Some of the organizations that have been participating in National Drug & Alcohol Facts week include Drug Free Communities grant programs; various nonprofit organizations, high and middle schools; YMCA, 4-H Clubs, and other community-based organizations. This also includes state and local health departments; PTA groups; faith-based organizations; afterschool clubs; and more!

National Drug & Alcohol Facts Week is an annual event that we encourage you to celebrate with us to educate the youth and raise awareness on the dangerous facts revolving around alcohol and substance abuse use.  

With so many voices and opinions out there, it is important to understand the facts.

Made is that when you are a teenager (and even in their early twenties), still are growing and developing, and substance abuse during these years in particular can have a lasting impact. Another fact to keep in mind: the brain is much more vulnerable to addiction over the years. 90% of Americans with problem substance abuse starting smoking, drinking or using other drugs before the age of 18. Drug addiction is considered by some health professionals to be a genetic disease, although this opinion is highly controversial it remains to be proven. 

As for drug use, experiences and individual reactions vary, it is important to understand the common risks and effects, both short- and long-term. Knowledge can be the key to better make their own decisions.

Information provided is not to avoid that anyone seeking medical treatment under the advice and care of your physician. A variety of substances offer potential medicinal value, but that does not deny its risks, especially when abused. Prescription drug abuse is on the rise so make sure you lock up your meds and join in on some of the new social norms campaigns revolving around "Pitch your Pills" 

 

Facts About Alcohol:

  • 88,000 deaths are annually attributed to excessive alcohol use
  • Alcoholism is the 3rd leading lifestyle-related cause of death in the nation
  • Excessive alcohol use is responsible for 2.5 million years of potential life lost annually, or an average of about 30 years of potential life lost for each death
  • Up to 40% of all hospital beds in the United States (except for those being used by maternity and intensive care patients) are being used to treat health conditions that are related to alcohol consumption
  • Alcohol kills more teenagers than all other drugs combined. It is a factor in the three leading causes of death among 15- to 24-year-olds: accidents, homicides and suicides.
  • Over time, excessive alcohol use, both in the form of heavy drinking or binge drinking, can lead to numerous health problems, chronic diseases, neurological impairments and social problems
  • Approximately 17% of men and 8% of women will be dependent on alcohol in their lifetime
  • 40% of violent crimes occur under the influence of alcohol

 

             Facts About Drugs:

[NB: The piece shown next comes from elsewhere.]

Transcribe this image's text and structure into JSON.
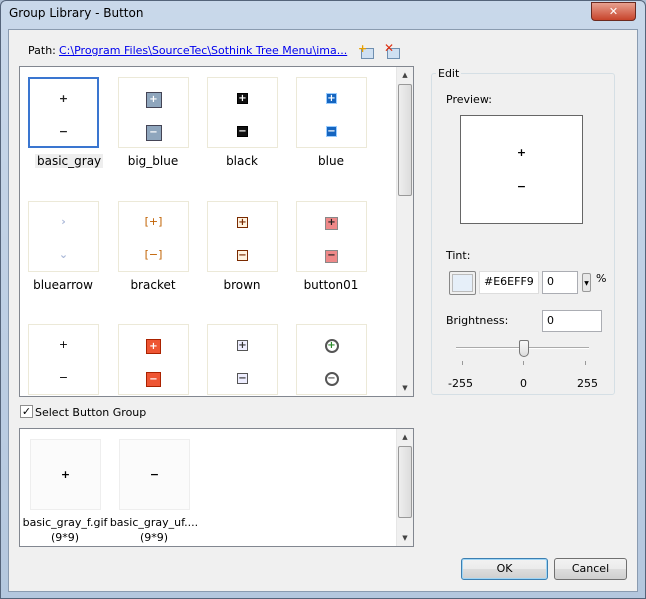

More teens die from prescription drugs than heroin/cocaine combined.

In 2013, more high school seniors regularly used marijuana than cigarettes as 22.7% smoked pot in the last month, compared to 16.3% who smoked cigarettes.

60% of seniors don't see regular marijana use as harmful, but THC (the active ingredient in the drug that causes addiction) is nearly 5 times stronger than it was 20 years ago.

1/3 of teenagers who live in states with medical marijuana laws get their pot from other people's prescriptions.

The United States represents 5% of the world's population and 75% of prescription drugs taken. 60% of teens who abuse prescription drugs get them free from friends and relatives.

Many people who believe they are taking drugs such as MDMA (Molly or Ecstasy) may be getting bath salts instead

4.2 million Americans aged 12 or older (or 1.6 percent) have used heroin at least once in their lives.

People who inject drugs are at high risk of contracting HIV and hepatitis C

You can be addicted to a substance or a drug by just using one time

Synthetic marijuana aka "Spice" or "K2" use has been linked to a rising number of emergency department visits and deaths - the chemical inside various forms of spice is not researched and highly dangerous